I-130 Visa Checklist

Top 3 benefits of our I-130 Visa Checklists:

  1. Use our I-130 Checklists to complete your immigration petition with all the required documents.  It can be devastating to get a denial of your immigration petition or Request for Evidence (RFE) which can significantly delay your approval.
  2. Gather all of your evidence and documents in one place.  It will save you lots of time later as you prepare your immigration petition and supporting documentation.
  3. Identify areas where you may need to have more evidence to obtain an approval of your petition by USCIS.

 

I-130 Visa Checklist

FORMS

  • I-130 Petition for Alien Relative.
  • I-130A Supplemental Information for Spouse Beneficiary, if applicable.

 

SIGNATURE

  • Make sure the petition is properly signed and filed. USCIS will not accept a stamped or typewritten name in place of a signature.

 

FEES

Note: Check current fees as they may change: https://www.uscis.gov/forms/filing-fees

  • Filing Fees – Spouse Petition is ($535).
  • Make the check or money order for the USCIS filing fees payable to “U.S. Department of Homeland Security” Do not use the initials “USDHS” or “DHS.”

 

PHOTOS

  • 2 color passport photos of Petitioner (the US Citizen or Green Card Holder); and 
  • 2 of the Beneficiary (the person seeking the Green Card) if they are in the U.S.

 

DOCUMENTS

Note: You may submit legible photocopies of documents requested, unless the Instructions specifically state that you must submit an original document.

ELIGIBILITY: Proof that Petitioner is a US citizen or Permanent Resident (Green Card Holder)

  • Naturalization Certificate;
  • Permanent Resident Card/Green Card;
  • Birth Certificate; 
  • Unexpired Passport; or
  • An original statement from a U.S. consular officer verifying that you are a U.S. citizen with a valid passport; and
  • Proof of annulment or divorce from past spouses/marriages, if any.

 

PROOF OF DOMICILE/RESIDENCE IN U.S. OF PETITIONER (if petitioner is living abroad)

  • Bills sent to an U.S. address;
  • Bank Accounts in the U.S.;
  • Driver’s License;
  • Tax Returns;
  • Health Insurance; and
  • Any other documents showing ties and home in the U.S.

 

IDENTIFICATION DOCUMENTS

  • Copies of all passports and visas of Petitioner, Beneficiary, and children;
  • I-94;
  • Birth Certificates of Beneficiary;
  • Birth Certificates of any children you have together and/or that Beneficiary has from separate relationship;
  • Social Security Cards;
  • Marriage Certificate;
  • State ID; and
  • Proof of legal name change, if you have changed your name

 

FINANCIAL DOCUMENTS

  • Tax returns/IRS tax transcripts of Petitioner for the last three years and Beneficiary (where applicable). Tax returns should list the adjusted gross income.

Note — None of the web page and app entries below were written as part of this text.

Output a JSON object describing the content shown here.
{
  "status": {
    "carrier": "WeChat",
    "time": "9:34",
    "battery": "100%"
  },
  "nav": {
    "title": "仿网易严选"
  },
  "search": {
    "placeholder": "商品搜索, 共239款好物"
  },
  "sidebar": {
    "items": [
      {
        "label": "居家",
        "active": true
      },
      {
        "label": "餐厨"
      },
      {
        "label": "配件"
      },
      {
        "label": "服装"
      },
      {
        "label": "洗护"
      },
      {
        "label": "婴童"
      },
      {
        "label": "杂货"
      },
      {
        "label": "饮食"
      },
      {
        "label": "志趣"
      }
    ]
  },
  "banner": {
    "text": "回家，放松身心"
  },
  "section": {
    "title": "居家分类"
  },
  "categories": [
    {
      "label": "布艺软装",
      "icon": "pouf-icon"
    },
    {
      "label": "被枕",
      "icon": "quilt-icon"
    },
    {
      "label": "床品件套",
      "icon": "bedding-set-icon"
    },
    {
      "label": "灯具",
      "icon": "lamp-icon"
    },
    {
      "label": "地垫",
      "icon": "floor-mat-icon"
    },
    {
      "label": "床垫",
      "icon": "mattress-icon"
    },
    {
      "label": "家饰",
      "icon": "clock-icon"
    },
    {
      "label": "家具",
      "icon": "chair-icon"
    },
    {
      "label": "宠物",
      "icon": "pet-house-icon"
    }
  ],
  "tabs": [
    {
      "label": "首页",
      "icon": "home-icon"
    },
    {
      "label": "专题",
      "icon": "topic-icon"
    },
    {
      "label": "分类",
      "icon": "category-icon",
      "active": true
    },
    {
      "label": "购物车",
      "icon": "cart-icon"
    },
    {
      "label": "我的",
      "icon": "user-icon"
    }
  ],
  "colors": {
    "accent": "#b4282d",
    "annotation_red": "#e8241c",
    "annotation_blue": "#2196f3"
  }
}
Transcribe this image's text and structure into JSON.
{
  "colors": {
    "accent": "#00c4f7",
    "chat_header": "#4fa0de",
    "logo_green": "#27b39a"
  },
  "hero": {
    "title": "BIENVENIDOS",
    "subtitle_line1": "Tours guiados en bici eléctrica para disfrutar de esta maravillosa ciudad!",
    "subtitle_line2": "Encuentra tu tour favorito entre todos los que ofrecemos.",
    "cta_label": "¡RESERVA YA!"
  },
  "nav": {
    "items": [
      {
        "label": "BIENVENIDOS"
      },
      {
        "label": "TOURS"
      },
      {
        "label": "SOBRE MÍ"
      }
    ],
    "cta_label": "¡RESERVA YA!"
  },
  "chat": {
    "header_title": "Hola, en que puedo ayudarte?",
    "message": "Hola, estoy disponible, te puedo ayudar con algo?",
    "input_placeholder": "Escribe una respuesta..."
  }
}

If you filed an extension or paid back taxes, please provide documentation. (All U.S. citizens living abroad must still file tax returns); and

  • Employment letter from Petitioner’s Employer; and

  • Pay stubs of Petitioner.

BONA FIDE MARRIAGE DOCUMENTS: Proof of Bona Fide marriage/evidence that you live together and are married. Examples include:

  • Joint tax returns;
  • Bills/mail addressed to the both of you at the same address and/or mail addressed to each of you separately but at the same address;
  • Lease agreements;
  • Joint bank accounts;
  • Life insurance/medical insurance/car insurance;
  • Photos together (from wedding, reception, with family, different events, some everyday activities – about 20 photos or so);
  • Three affidavits. (Must be notarized and include government photo ID of the person writing the affidavit);
  • Joint tenancy or property ownership documents; and
  • Any other documents proving you live together and are married.

 

IMMIGRATION DOCUMENTS:

  • If a student, include I-20, Certificate of Eligibility for Nonimmigrant Student Status; and
  • Any other immigration related documents showing a previous immigration visa or current valid immigration status.

 

TRANSLATED DOCUMENTS

  • All foreign documents should be translated into English by someone who is sufficient as required by USCIS.

Retaining an I-130 Visa lawyer with experience and knowledge of the process is absolutely necessary when handling such important immigration visa matters.